One of the most expensive commodities on Earth is the swim bladder of a large fish found in the Gulf of California. It’s a delicacy in China, where it’s thought to heal arthritis and other ailments. A single bladder can fetch thousands of dollars. Don’t try finding one, though. The fish is endangered, so it’s illegal to catch, sell, or even have one.
The totoaba is in the family of drums and croakers. In fact, it’s the largest of all drum species. An adult can be six feet long and weigh more than 200 pounds.
The last El Niño was a whopper. It produced a monster storm season in the North Pacific, extreme drought in the Caribbean and parts of Africa, and a jump in global temperatures. And it kept the southern United States cool and wet.
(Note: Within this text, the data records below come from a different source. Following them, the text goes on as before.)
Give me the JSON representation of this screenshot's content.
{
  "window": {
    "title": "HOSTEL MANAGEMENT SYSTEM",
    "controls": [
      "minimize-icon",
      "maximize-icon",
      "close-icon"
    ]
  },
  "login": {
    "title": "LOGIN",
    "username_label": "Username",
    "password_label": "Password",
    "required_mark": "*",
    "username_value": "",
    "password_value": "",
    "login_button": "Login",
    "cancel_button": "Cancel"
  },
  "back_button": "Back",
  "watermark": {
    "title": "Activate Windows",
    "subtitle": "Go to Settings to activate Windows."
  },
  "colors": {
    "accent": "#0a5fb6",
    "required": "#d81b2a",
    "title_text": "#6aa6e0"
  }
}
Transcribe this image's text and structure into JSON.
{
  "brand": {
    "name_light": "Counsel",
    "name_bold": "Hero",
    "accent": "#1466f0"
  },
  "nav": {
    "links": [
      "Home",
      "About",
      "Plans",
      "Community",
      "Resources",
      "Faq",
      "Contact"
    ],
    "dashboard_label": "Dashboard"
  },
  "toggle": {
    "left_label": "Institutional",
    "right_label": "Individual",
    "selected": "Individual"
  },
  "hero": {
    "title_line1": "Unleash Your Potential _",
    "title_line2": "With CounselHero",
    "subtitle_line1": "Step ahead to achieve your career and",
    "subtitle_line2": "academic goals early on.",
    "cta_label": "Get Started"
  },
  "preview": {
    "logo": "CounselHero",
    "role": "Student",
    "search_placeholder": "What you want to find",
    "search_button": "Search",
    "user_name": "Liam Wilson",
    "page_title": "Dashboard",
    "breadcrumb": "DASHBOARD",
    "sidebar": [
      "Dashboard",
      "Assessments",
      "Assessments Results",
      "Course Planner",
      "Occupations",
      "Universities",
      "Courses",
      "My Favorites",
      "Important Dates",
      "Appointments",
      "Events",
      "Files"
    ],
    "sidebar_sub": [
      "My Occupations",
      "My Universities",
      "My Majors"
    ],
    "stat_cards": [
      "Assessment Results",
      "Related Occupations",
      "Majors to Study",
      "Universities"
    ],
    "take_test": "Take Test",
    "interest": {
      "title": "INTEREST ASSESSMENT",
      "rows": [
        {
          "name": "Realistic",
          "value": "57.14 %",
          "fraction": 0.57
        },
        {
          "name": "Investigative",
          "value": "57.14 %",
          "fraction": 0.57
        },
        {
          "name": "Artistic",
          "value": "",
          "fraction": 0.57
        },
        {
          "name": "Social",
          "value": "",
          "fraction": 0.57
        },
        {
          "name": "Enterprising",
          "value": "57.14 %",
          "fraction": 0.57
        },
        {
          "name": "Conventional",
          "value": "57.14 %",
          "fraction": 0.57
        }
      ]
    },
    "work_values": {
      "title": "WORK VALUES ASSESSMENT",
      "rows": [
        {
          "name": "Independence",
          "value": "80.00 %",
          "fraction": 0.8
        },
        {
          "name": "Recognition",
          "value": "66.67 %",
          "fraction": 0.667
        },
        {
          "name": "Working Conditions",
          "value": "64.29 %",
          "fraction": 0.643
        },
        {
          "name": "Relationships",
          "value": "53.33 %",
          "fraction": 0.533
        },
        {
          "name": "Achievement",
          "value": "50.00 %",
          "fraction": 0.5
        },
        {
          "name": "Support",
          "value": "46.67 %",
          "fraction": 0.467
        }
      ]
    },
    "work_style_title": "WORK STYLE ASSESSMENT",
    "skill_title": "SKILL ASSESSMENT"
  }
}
That was in 2015 and ’16 -- about two decades after the previous big El Niño. And based on that trend, we might expect the next big one in the mid-2030s.
Recent studies, though, suggest the cycle could be speeding up. If climate change continues at its present rate, big El Niños and La Niñas could happen twice as often -- roughly every decade.
If you’re spending an afternoon on your favorite bay, you probably don’t want to see any sharks gliding through the water. But the bay itself just might. Without sharks, the ecosystem can change -- in ways that can be bad for the bay and anyone living near it. Researchers studied how that might play out in Shark Bay, on the western tip of Australia.
Seagrass carpets about 1500 square miles of the bay floor. It acts as a buffer against storms, provides habitat for marine life, and filters the water. It also provides food for the “sea cows” known as dugongs.
Marine biology combines old and new, stinky and sterile -- often in a single project. In 2016, for example, researchers gathered fish from a coral reef in the Pacific Ocean. They cut the fish open to see what they’d eaten, then used the latest technology to analyze the DNA of what they found.
The study was designed to help us learn how changes in coral reefs caused by people are changing the balance of life on the reefs. The loss of a few species can ripple along the food chain, causing big changes on the entire reef.
It’s hard to imagine that land around the top of the northern Pacific Ocean would have been more hospitable during the last ice age than it is today. But there’s evidence of just that. The conditions might have allowed people to begin the migration from Asia to the Americas. And a recent study suggested a possible reason for the milder weather: stronger currents in the North Pacific.
If you’re a fan of Alfred Hitchcock movies, this plot might sound familiar: Thousands of angry seabirds attack a town on the California coast. They ram into cars, houses, telephone poles, and everything else. The sound is deafening. Scared residents lock their doors and call for help.
If you’re thinking of “The Birds,” you’re right -- and wrong. That is the outline of Hitchcock’s 1963 classic. But it also was a real event.
Southern Florida has been seeing more of a fish that had just about vanished from its coastline. Most of the rest of the world, though, has been seeing less of it. And without some urgent action, before too long they might not see it at all.
When researchers at Oregon State University were studying the rumbling of Earth’s crust about a hundred miles offshore, they noticed something interesting. Whenever fin whales were around, they got some especially strong signals. So they’ve suggested that the whales might make good research assistants -- they could help probe the ocean floor and below.
That’s not the only way in which marine creatures could help us learn about the bottom of the sea. Scientists in Japan reported that sting rays and electric rays might help map the ocean floor.
Fish display an amazing array of colors. Some are blacker than charcoal, others have rainbow-colored stripes, and still others have a mottled appearance to help them blend into the background. And the variety extends to fish eyes. They can feature colorful specks, dark stripes, and irises from red to green. Some even shine in the dark.